For one thing, alligators have really bad medical insurance. But the bigger reason they stay so healthy is in their blood. New research has shown that alligator blood can kill off 23 different strains of bacteria. In effect, the gators have antibiotics in their blood.
Researchers started looking into alligator blood after noticing that the creatures rarely get infections despite all the wounds they suffer in their violent lives.
Why does any of this matter to us? The discovery could have huge impacts for our health. For one thing, experiments have shown the alligator blood is able to destroy much of HIV, the virus that leads to AIDS.
More specifically, alligator blood (and the blood of many other reptiles) is high in peptides, which are fragments of proteins). Learning more about these peptides could lead to the creation of medicines we’d be able to use to fight off strong viruses like HIV.
Don’t worry. You won’t be getting any transfusions of alligator blood the next time you’re at the hospital. Researchers estimate that pills or creams with the peptides that are also present in alligator blood might be ready for the human marketplace within the next seven years.
Re-Entering the Dating Scene
Now that you know you have genital herpes, you're out of the dating game, right? Absolutely not. There's no reason to stop looking for love and fun.
Genital herpes doesn't detract from your many desirable qualities, which have drawn people to you in the past and will continue to make you a great catch.
Broaching the Topic of Genital Herpes
The first date after your diagnosis may seem a little strange, however. If you hope to be sexually intimate with your date at some point, you may feel like you're keeping a nasty secret. If you are one to be candid with people, you'll want to blurt it out. Don't. There are some things you should reveal about yourself right away -- for example, that you're married, or that you're just in town for the week -- but some things are better left for the appropriate moment.
It's up to you to decide the right time to tell your date that you have genital herpes. Follow two rules: First, don't wait until after having sex.

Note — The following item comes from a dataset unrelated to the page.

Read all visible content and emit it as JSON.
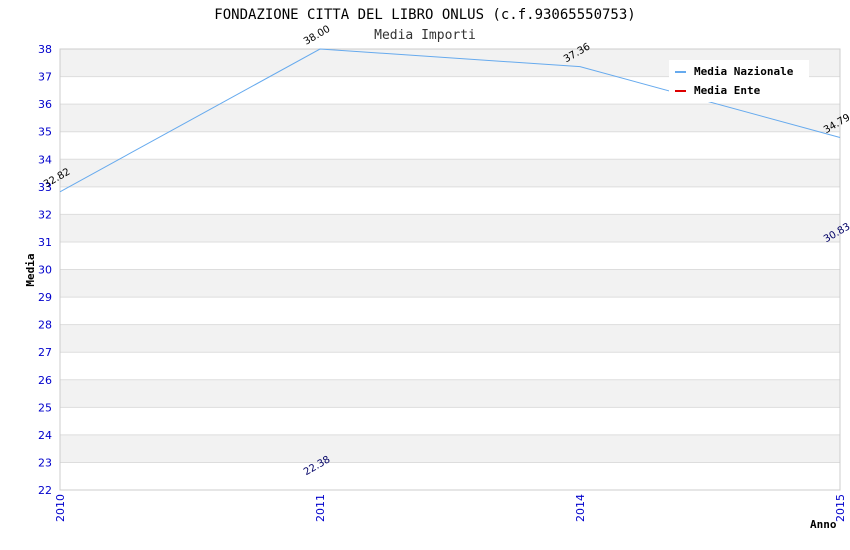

Second, don't wait until you're just about to have sex -- in which case the attraction may be too strong for either of you to think rationally and act responsibly.
If in the past you tended to start a new relationship with sex, you now might want to change your approach. It might be better to break the news about your herpes to someone who has already grown attached to you. Kissing, cuddling, and fondling are safe, so you don't have to tell before you do that. But use your best judgment as to how physically intimate you want to get before telling. One thing could lead to another, and you might find yourself in an awkward situation.
Dealing With Rejection
Anyone who dates should be prepared for rejection. The person you're seeing may beat a hasty retreat when he or she finds out about your genital herpes. If you get the "I just want to be friends" talk after telling your sweetheart you have herpes, consider this: He or she may have already been looking for a way out, and herpes was as good an excuse as any. What's more, anyone who disdains you or humiliates you for having herpes was never worth your while.
Keep dating, and you will find someone who wants to be with you regardless of your herpes status. There are certainly some who wouldn't mind keeping the intimacy level just short of doing things that could transmit the virus. And of those people, it's likely that at least one will come around, and say, "Hey, I understand there's a risk, but I'm crazy about you, so I'm willing to take it."
Depending on your dating style, you might look for another person who knows he or she has herpes, if only to avoid having to discuss it. If you already use dating services or personal ads, you can also use any of those specifically for people with genital herpes. A search on the Internet for "herpes dating" will turn up several.